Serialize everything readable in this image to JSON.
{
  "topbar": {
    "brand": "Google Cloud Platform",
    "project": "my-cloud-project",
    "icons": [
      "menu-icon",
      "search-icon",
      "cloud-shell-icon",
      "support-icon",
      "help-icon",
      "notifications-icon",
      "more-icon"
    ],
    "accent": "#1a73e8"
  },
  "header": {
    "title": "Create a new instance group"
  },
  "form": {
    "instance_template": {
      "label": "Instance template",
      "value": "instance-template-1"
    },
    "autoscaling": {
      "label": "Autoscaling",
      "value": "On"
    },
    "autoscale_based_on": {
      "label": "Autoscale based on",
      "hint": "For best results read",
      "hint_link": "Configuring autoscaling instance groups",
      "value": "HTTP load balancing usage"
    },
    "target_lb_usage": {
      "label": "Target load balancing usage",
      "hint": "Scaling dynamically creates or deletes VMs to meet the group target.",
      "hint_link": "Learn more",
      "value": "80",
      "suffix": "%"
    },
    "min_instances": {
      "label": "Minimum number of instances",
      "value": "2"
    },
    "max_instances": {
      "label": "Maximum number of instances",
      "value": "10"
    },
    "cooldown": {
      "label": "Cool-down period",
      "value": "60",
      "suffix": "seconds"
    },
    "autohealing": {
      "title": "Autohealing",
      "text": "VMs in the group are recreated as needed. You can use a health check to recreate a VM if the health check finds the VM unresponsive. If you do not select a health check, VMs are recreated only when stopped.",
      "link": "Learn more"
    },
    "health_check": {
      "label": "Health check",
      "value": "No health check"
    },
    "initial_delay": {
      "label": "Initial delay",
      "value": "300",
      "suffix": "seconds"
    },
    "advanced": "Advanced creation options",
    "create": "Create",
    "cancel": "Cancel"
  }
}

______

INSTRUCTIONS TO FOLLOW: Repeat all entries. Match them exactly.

RESULT FOR THIS TASK:
Serialize everything readable in this image to JSON.
{
  "topbar": {
    "brand": "Google Cloud Platform",
    "project": "my-cloud-project",
    "icons": [
      "menu-icon",
      "search-icon",
      "cloud-shell-icon",
      "support-icon",
      "help-icon",
      "notifications-icon",
      "more-icon"
    ],
    "accent": "#1a73e8"
  },
  "header": {
    "title": "Create a new instance group"
  },
  "form": {
    "instance_template": {
      "label": "Instance template",
      "value": "instance-template-1"
    },
    "autoscaling": {
      "label": "Autoscaling",
      "value": "On"
    },
    "autoscale_based_on": {
      "label": "Autoscale based on",
      "hint": "For best results read",
      "hint_link": "Configuring autoscaling instance groups",
      "value": "HTTP load balancing usage"
    },
    "target_lb_usage": {
      "label": "Target load balancing usage",
      "hint": "Scaling dynamically creates or deletes VMs to meet the group target.",
      "hint_link": "Learn more",
      "value": "80",
      "suffix": "%"
    },
    "min_instances": {
      "label": "Minimum number of instances",
      "value": "2"
    },
    "max_instances": {
      "label": "Maximum number of instances",
      "value": "10"
    },
    "cooldown": {
      "label": "Cool-down period",
      "value": "60",
      "suffix": "seconds"
    },
    "autohealing": {
      "title": "Autohealing",
      "text": "VMs in the group are recreated as needed. You can use a health check to recreate a VM if the health check finds the VM unresponsive. If you do not select a health check, VMs are recreated only when stopped.",
      "link": "Learn more"
    },
    "health_check": {
      "label": "Health check",
      "value": "No health check"
    },
    "initial_delay": {
      "label": "Initial delay",
      "value": "300",
      "suffix": "seconds"
    },
    "advanced": "Advanced creation options",
    "create": "Create",
    "cancel": "Cancel"
  }
}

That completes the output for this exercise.